On Monday, the California Public Utilities Commission (CPUC) levied a $59 million on the rideshare company Uber and gave a 30-day ultimatum to receive all data on sexual assaults that have taken place in Uber rides.
The Monday ruling, issued by CPUC Administrative Law Judge Robert M. Mason III specifically says that Uber has to comply with an order given by the state from January of this year. CPUC is demanding that every incident, including the date, time, location, names, witnesses, contact information, and description of event be given for each case. If the information is not handed over, and Uber refuses to pay, CPUC may suspend Uber’s license to operate in California.
“Uber can use a code or some other signifier rather than a person’s name,” said Judge Mason in his ruling, referring to Uber’s reasoning in refusing to give the information to CPUC authorities. “Uber is a billion-dollar business that can easily afford to pay even during a pandemic where ridership has undoubtedly declined.”
Judge Mason had set the fine at $59 million by giving a $7,500 fine for every time Uber had refused to answer a question over the assault cases since January.
CPUC and the state of California have been pursuing an investigation into sexual assaults that occur in rideshare services ever since Uber released data last year that showed that 6,000 cases of sexual assault had been reported in Uber rides in 2017 and 2018 alone. CPUC officials have stated that this would be in the public interest and would help shed light on the rideshare industry and improve safety for passengers using rideshare services.
“California is trying to get a jump on this, find out exactly what happened, and find ways to prevent this in the future,” explained Los Angeles-based legal adviser Tom Servino to the Globe. “However, Uber has a problem in the way that they’re doing it. They don’t want to release those names because of privacy. Many of those people in there may not want their names getting out there victim-wise, but California is still pulling for it. That’s how we got to where we are now.”
Uber has refused to comply with CPUC demand since January
Uber officials have been adamant since January of this year that releasing the assault information would give away the anonymity of the victims, despite CPUC saying that it can now be in code, Uber also pointed out that they don’t have permission from the victims to release such information. CPUC has said that all information would also be under seal.

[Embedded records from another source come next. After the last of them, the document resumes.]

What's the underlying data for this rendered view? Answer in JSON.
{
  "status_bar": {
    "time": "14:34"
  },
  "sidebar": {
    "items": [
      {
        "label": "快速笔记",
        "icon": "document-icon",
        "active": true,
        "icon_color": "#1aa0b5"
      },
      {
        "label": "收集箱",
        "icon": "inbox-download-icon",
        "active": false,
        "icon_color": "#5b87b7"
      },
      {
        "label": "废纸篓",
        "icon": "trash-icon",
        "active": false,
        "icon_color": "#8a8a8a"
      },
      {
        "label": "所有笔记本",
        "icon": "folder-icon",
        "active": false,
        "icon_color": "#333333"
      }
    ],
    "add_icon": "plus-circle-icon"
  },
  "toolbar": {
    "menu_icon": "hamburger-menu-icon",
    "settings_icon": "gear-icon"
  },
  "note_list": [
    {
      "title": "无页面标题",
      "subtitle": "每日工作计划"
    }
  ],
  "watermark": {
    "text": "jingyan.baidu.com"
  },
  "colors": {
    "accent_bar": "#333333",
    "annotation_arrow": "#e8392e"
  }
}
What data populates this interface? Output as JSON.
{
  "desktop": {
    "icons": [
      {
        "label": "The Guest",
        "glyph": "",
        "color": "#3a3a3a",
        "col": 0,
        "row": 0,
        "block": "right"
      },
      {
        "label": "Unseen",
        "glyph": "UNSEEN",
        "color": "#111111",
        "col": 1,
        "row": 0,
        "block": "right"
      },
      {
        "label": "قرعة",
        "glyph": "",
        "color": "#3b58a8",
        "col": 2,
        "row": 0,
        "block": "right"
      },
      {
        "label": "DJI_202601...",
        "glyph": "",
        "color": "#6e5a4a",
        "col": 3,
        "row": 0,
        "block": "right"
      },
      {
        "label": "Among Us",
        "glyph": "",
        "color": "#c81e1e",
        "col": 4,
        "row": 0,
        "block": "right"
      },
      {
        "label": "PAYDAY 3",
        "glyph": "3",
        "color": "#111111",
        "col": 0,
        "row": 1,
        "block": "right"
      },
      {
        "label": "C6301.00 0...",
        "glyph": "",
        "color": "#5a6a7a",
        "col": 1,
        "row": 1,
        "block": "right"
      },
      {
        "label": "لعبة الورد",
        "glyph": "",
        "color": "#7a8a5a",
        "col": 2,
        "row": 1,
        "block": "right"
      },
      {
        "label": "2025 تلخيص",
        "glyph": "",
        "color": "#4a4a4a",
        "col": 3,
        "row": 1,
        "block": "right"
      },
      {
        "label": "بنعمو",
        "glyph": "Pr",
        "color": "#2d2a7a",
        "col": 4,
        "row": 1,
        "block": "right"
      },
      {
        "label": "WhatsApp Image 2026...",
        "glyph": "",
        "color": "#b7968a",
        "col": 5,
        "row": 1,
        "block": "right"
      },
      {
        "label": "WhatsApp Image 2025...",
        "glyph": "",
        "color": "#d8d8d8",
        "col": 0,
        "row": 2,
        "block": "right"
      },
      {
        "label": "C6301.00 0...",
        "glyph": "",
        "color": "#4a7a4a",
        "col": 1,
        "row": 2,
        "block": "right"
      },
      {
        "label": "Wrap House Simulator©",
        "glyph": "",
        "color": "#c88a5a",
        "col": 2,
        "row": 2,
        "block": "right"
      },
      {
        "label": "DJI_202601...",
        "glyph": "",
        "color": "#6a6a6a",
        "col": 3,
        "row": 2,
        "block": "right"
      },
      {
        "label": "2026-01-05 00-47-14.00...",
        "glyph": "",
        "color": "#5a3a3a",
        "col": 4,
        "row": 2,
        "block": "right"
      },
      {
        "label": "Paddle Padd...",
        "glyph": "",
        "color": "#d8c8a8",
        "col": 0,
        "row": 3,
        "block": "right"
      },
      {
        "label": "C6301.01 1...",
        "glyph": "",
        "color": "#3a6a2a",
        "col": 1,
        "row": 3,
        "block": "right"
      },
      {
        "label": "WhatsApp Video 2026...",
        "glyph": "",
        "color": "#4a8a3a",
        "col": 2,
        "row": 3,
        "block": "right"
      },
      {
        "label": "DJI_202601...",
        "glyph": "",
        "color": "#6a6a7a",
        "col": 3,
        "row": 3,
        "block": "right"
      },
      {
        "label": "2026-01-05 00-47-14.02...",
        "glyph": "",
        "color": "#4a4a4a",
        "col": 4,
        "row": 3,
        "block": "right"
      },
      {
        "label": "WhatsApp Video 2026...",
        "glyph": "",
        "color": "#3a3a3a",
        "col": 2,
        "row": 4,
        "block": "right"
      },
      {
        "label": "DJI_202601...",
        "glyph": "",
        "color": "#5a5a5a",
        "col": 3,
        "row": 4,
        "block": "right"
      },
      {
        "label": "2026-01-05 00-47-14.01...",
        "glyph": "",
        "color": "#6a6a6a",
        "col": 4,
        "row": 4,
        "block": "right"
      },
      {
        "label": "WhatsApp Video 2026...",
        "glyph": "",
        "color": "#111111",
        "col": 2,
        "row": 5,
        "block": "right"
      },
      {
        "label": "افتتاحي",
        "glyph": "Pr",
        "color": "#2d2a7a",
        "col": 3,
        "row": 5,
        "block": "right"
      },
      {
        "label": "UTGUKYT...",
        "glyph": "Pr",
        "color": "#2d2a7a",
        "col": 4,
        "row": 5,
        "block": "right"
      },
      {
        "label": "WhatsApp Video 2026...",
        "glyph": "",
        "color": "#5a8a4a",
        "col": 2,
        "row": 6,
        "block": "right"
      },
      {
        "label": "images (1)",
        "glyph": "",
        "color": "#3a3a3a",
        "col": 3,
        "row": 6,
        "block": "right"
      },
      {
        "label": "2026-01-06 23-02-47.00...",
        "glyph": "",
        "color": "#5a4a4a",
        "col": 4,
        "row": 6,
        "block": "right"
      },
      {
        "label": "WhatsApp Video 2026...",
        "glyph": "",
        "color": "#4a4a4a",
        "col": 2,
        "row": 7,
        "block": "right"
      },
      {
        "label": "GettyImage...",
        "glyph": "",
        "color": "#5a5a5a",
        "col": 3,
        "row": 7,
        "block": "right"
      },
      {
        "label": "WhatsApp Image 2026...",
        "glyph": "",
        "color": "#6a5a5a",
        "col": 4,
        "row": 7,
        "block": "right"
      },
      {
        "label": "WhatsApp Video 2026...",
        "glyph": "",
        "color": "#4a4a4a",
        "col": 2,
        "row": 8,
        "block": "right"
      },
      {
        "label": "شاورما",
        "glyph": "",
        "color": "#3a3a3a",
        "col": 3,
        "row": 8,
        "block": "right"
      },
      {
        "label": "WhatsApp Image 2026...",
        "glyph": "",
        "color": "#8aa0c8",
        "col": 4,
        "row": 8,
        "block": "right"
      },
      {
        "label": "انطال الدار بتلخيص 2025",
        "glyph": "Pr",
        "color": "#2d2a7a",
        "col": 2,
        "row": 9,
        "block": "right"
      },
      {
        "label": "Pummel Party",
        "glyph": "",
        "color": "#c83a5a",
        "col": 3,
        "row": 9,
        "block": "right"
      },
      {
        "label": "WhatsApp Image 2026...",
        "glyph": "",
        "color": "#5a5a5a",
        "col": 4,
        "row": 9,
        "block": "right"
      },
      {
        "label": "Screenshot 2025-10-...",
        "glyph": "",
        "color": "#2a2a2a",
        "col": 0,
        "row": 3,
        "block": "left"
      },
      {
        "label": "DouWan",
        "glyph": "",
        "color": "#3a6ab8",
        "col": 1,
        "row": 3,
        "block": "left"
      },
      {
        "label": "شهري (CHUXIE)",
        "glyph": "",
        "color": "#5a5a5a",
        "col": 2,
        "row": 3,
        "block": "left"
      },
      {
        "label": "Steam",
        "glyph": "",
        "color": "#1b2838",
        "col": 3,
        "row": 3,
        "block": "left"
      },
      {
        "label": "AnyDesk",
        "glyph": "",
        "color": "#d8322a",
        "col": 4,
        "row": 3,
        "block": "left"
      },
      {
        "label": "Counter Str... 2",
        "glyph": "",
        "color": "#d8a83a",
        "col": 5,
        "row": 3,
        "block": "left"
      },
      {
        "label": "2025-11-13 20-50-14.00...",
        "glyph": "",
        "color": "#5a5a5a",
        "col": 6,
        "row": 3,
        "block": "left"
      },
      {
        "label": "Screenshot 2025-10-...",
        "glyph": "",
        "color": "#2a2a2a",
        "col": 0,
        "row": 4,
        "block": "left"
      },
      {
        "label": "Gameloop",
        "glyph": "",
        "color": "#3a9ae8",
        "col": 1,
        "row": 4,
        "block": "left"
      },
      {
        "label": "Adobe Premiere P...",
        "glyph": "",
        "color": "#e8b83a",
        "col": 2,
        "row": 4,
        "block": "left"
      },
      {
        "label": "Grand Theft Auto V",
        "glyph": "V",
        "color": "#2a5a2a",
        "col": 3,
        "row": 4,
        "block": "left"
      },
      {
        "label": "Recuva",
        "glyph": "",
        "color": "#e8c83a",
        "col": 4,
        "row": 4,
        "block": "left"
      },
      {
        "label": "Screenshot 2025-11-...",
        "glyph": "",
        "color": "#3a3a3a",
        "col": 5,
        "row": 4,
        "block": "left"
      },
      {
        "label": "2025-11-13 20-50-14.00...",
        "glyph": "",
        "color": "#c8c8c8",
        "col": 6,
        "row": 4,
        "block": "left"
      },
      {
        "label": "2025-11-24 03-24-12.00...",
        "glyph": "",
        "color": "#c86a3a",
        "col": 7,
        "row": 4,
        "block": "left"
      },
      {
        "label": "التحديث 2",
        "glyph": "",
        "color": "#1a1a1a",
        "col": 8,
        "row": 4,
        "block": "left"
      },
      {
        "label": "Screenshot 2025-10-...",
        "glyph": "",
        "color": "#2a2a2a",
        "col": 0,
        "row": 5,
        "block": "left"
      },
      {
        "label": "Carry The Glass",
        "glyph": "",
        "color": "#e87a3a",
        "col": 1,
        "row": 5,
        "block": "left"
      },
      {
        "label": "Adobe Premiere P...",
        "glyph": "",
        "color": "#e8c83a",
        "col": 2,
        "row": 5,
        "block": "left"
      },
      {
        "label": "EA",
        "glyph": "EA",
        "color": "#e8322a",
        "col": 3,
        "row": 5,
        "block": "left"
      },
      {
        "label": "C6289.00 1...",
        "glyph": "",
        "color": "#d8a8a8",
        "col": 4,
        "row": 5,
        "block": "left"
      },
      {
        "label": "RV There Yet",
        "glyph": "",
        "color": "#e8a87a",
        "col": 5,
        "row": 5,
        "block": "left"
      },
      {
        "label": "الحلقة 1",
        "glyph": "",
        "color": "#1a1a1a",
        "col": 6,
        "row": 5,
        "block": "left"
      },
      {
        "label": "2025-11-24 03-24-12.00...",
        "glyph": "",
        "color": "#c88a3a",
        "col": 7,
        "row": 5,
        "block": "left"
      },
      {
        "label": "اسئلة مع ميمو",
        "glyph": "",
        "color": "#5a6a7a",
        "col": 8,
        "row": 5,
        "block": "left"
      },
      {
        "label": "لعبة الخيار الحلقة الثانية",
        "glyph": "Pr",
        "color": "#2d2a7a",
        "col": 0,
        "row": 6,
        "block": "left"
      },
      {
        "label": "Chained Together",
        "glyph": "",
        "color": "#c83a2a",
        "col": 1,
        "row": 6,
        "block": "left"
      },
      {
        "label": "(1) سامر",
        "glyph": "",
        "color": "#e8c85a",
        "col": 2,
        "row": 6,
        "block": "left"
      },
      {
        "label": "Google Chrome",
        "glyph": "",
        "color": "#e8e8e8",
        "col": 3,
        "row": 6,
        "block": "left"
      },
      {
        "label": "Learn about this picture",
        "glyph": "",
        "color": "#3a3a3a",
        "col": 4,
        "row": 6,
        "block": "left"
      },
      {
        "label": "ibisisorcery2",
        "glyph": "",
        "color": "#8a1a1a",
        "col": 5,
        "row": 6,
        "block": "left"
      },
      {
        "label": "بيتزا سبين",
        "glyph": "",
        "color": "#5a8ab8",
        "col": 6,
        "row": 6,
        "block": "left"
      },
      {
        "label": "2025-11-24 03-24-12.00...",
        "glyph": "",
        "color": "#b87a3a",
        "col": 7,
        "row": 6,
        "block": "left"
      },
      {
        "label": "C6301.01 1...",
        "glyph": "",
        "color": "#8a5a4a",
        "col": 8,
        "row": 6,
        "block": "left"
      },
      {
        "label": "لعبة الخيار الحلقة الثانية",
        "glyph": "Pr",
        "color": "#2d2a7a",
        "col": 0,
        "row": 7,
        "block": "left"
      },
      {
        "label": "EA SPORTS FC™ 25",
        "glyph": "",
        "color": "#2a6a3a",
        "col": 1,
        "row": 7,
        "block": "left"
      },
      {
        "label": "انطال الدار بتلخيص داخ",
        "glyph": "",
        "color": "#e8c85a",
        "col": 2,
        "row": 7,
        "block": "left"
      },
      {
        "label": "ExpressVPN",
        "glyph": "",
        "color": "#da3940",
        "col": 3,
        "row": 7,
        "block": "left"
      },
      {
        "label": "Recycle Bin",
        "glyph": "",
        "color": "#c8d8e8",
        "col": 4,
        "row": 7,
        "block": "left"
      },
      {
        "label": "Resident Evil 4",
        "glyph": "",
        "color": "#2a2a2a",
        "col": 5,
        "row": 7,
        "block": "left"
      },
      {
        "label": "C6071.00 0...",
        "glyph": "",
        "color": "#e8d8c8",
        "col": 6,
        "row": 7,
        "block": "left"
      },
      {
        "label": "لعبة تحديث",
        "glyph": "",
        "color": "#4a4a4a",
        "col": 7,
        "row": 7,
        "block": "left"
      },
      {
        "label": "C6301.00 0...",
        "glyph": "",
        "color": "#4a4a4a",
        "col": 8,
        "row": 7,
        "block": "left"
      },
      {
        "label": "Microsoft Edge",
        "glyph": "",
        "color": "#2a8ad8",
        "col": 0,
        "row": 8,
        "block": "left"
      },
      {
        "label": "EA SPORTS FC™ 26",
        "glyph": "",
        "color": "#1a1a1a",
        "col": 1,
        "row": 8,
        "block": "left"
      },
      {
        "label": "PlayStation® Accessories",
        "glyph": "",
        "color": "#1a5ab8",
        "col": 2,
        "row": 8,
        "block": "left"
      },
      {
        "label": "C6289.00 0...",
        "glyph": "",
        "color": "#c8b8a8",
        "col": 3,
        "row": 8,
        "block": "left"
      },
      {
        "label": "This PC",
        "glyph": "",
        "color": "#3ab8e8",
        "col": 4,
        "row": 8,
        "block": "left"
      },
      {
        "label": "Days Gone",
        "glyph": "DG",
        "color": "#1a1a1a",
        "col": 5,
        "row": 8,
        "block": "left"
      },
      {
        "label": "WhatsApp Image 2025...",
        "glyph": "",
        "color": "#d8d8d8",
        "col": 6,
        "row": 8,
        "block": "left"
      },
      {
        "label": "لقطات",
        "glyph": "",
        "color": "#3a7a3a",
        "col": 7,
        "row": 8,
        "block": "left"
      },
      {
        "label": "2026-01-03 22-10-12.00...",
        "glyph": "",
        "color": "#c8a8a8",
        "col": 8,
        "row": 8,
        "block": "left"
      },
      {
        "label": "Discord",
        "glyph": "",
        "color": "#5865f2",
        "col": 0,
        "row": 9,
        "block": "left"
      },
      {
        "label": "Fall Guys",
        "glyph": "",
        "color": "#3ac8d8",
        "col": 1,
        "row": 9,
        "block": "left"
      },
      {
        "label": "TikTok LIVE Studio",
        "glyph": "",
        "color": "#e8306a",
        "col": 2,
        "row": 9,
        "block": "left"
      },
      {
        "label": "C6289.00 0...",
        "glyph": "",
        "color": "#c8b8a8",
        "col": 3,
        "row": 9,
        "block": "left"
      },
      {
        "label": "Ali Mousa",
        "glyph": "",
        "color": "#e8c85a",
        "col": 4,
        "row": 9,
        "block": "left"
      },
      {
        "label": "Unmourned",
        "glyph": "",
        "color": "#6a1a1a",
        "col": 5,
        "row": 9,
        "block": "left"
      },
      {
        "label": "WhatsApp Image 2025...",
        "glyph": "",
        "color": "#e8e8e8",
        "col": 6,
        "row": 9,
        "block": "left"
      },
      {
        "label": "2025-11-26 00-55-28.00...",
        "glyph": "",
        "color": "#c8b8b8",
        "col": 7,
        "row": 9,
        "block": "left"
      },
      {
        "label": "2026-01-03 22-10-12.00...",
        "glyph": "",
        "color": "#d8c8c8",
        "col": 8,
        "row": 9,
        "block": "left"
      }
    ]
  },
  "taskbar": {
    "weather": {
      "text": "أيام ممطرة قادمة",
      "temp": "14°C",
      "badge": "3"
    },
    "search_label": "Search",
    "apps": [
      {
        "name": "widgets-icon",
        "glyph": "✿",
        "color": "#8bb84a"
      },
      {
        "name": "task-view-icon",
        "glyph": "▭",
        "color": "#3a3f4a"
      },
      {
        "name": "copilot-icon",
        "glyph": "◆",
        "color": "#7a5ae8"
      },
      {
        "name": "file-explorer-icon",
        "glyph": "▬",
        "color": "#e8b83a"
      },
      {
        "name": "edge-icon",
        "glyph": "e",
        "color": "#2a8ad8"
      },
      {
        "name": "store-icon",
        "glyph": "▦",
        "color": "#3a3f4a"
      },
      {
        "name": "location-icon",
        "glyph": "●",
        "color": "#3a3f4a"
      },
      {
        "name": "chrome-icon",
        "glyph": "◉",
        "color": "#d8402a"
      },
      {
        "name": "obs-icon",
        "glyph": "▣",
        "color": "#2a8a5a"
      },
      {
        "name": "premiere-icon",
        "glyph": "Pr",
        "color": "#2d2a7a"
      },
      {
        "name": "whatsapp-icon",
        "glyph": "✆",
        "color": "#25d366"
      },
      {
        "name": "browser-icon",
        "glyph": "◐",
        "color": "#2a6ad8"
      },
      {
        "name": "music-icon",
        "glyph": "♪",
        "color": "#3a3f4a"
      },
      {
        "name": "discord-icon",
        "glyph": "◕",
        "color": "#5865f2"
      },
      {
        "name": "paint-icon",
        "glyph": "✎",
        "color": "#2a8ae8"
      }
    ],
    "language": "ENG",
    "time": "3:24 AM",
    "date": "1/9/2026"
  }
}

“The CPUC has been insistent in its demands that we release the full names and contact information of sexual assault survivors without their consent,” said Uber spokesman Andrew Hasbun in a statement on Monday. “We opposed this shocking violation of privacy, alongside many victims’ rights advocates. These punitive and confusing actions will do nothing to improve public safety and will only create a chilling effect as other companies consider releasing their own reports. Transparency should be encouraged, not punished.”
“A year later, the CPUC has changed its tune: we can provide anonymized information — yet we are also subject to a $59 million fine for not complying with the very order the CPUC has fundamentally altered.”